===== DATA SHOWN =====

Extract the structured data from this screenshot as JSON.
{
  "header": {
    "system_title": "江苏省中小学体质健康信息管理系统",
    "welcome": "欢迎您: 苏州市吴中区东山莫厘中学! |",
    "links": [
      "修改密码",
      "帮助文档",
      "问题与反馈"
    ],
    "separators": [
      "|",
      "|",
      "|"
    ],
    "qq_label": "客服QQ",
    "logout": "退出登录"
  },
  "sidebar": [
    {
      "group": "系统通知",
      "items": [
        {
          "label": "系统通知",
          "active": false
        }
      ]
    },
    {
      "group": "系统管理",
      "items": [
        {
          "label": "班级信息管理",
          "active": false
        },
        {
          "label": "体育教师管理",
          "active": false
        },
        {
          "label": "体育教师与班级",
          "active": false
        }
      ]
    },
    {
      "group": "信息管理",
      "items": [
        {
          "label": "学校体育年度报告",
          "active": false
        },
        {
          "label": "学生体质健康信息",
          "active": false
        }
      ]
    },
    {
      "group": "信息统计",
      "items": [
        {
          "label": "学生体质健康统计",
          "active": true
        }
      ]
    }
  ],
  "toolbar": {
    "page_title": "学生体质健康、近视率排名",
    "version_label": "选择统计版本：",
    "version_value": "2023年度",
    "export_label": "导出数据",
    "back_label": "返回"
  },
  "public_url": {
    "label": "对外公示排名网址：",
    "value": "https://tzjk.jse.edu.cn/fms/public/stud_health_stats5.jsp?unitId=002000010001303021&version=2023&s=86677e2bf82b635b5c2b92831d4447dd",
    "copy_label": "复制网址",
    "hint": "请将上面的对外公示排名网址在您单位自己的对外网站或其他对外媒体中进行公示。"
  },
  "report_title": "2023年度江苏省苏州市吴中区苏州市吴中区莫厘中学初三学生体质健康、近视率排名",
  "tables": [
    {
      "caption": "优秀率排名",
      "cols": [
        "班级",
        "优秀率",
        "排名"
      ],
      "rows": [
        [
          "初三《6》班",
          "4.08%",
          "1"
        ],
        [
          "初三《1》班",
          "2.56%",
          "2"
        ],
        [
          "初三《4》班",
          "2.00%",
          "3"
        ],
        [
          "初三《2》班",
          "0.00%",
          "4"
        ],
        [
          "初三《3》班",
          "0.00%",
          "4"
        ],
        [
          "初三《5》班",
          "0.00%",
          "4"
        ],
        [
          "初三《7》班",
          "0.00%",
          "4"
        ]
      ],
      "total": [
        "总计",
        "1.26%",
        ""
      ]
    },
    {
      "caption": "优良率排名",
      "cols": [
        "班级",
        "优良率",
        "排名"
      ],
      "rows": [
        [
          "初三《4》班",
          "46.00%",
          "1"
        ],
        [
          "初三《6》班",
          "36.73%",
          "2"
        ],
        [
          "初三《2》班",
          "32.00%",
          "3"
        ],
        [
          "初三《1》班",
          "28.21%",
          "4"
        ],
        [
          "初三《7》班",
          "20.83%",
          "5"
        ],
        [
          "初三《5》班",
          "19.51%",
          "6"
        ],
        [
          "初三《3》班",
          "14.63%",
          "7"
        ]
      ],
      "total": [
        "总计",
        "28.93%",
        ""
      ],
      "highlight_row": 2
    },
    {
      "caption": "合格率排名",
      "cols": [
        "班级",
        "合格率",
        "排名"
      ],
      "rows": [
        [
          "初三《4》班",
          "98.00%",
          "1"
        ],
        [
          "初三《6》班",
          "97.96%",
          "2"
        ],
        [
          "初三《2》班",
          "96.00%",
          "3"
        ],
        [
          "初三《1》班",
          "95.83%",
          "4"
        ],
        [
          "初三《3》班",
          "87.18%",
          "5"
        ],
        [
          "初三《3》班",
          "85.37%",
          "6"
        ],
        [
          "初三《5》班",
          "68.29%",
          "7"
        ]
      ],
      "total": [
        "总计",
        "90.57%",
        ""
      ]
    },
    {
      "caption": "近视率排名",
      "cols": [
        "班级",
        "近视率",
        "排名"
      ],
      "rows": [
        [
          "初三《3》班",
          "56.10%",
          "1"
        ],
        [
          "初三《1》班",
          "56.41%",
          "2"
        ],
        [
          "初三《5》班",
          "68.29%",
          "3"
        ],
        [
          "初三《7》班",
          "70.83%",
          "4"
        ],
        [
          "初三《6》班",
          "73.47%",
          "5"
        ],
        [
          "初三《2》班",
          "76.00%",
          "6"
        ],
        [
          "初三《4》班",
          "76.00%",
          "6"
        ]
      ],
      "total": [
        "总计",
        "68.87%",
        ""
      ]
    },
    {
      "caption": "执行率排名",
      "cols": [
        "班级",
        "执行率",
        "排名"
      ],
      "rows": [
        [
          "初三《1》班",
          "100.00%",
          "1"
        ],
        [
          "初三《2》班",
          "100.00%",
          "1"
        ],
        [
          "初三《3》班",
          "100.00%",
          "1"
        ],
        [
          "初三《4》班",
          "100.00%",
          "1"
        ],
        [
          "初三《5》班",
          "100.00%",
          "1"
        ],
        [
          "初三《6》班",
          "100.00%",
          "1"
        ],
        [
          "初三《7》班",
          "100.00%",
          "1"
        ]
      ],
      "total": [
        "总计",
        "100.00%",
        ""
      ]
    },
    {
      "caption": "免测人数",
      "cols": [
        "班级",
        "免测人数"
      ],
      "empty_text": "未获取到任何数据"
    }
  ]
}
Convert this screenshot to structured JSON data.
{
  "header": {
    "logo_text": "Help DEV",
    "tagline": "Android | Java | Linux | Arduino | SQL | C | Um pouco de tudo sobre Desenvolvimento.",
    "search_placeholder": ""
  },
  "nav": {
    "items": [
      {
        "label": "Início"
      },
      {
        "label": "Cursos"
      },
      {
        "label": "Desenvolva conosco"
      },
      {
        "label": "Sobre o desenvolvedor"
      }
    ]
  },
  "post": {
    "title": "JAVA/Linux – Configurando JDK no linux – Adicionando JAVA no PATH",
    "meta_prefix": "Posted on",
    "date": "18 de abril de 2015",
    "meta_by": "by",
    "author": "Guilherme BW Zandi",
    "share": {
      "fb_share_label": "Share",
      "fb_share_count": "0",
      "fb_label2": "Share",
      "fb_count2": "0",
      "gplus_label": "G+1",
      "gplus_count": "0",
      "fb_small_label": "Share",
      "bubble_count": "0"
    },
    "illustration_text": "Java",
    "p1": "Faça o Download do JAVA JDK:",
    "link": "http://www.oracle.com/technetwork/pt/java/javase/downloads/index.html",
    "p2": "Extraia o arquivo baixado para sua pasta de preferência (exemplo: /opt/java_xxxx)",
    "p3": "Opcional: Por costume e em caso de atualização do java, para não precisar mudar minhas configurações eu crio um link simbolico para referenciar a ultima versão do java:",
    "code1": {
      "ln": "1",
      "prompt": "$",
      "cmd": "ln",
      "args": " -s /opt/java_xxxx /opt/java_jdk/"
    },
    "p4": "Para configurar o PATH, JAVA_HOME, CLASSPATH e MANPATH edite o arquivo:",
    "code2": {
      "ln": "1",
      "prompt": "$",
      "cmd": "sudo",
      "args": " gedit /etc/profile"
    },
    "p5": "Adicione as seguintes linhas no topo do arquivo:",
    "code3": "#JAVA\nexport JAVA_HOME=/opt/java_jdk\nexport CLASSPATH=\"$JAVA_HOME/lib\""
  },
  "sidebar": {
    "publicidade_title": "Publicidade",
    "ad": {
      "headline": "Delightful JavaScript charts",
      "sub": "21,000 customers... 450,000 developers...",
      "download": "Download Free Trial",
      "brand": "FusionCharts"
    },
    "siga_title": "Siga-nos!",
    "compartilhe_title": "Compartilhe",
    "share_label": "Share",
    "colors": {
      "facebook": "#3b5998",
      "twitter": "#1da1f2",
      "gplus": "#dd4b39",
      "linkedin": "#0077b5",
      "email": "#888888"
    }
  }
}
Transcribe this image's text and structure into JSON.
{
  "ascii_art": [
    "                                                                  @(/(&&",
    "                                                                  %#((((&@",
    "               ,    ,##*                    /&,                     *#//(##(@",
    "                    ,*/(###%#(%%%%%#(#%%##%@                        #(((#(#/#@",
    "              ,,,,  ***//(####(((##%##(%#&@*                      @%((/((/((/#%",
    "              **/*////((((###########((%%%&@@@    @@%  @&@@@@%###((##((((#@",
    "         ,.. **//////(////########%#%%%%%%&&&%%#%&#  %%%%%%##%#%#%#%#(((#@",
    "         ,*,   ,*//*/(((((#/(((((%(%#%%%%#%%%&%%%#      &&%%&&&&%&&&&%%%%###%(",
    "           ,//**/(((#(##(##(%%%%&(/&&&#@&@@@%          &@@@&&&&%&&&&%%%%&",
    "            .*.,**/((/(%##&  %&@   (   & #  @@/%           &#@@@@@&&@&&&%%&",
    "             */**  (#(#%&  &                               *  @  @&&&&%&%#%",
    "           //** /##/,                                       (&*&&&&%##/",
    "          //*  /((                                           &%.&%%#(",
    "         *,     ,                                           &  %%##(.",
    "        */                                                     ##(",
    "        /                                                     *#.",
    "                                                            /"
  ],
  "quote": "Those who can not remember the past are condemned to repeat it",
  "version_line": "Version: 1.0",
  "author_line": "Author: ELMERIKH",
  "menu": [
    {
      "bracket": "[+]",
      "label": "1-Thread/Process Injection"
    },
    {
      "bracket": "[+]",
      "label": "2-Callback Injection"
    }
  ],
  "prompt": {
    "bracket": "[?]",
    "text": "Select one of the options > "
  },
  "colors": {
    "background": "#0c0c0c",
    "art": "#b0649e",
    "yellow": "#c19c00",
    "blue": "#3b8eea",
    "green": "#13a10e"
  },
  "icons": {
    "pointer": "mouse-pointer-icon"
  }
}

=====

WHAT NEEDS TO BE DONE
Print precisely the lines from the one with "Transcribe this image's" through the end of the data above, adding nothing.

SOLUTION FOR THIS TASK
Transcribe this image's text and structure into JSON.
{
  "ascii_art": [
    "                                                                  @(/(&&",
    "                                                                  %#((((&@",
    "               ,    ,##*                    /&,                     *#//(##(@",
    "                    ,*/(###%#(%%%%%#(#%%##%@                        #(((#(#/#@",
    "              ,,,,  ***//(####(((##%##(%#&@*                      @%((/((/((/#%",
    "              **/*////((((###########((%%%&@@@    @@%  @&@@@@%###((##((((#@",
    "         ,.. **//////(////########%#%%%%%%&&&%%#%&#  %%%%%%##%#%#%#%#(((#@",
    "         ,*,   ,*//*/(((((#/(((((%(%#%%%%#%%%&%%%#      &&%%&&&&%&&&&%%%%###%(",
    "           ,//**/(((#(##(##(%%%%&(/&&&#@&@@@%          &@@@&&&&%&&&&%%%%&",
    "            .*.,**/((/(%##&  %&@   (   & #  @@/%           &#@@@@@&&@&&&%%&",
    "             */**  (#(#%&  &                               *  @  @&&&&%&%#%",
    "           //** /##/,                                       (&*&&&&%##/",
    "          //*  /((                                           &%.&%%#(",
    "         *,     ,                                           &  %%##(.",
    "        */                                                     ##(",
    "        /                                                     *#.",
    "                                                            /"
  ],
  "quote": "Those who can not remember the past are condemned to repeat it",
  "version_line": "Version: 1.0",
  "author_line": "Author: ELMERIKH",
  "menu": [
    {
      "bracket": "[+]",
      "label": "1-Thread/Process Injection"
    },
    {
      "bracket": "[+]",
      "label": "2-Callback Injection"
    }
  ],
  "prompt": {
    "bracket": "[?]",
    "text": "Select one of the options > "
  },
  "colors": {
    "background": "#0c0c0c",
    "art": "#b0649e",
    "yellow": "#c19c00",
    "blue": "#3b8eea",
    "green": "#13a10e"
  },
  "icons": {
    "pointer": "mouse-pointer-icon"
  }
}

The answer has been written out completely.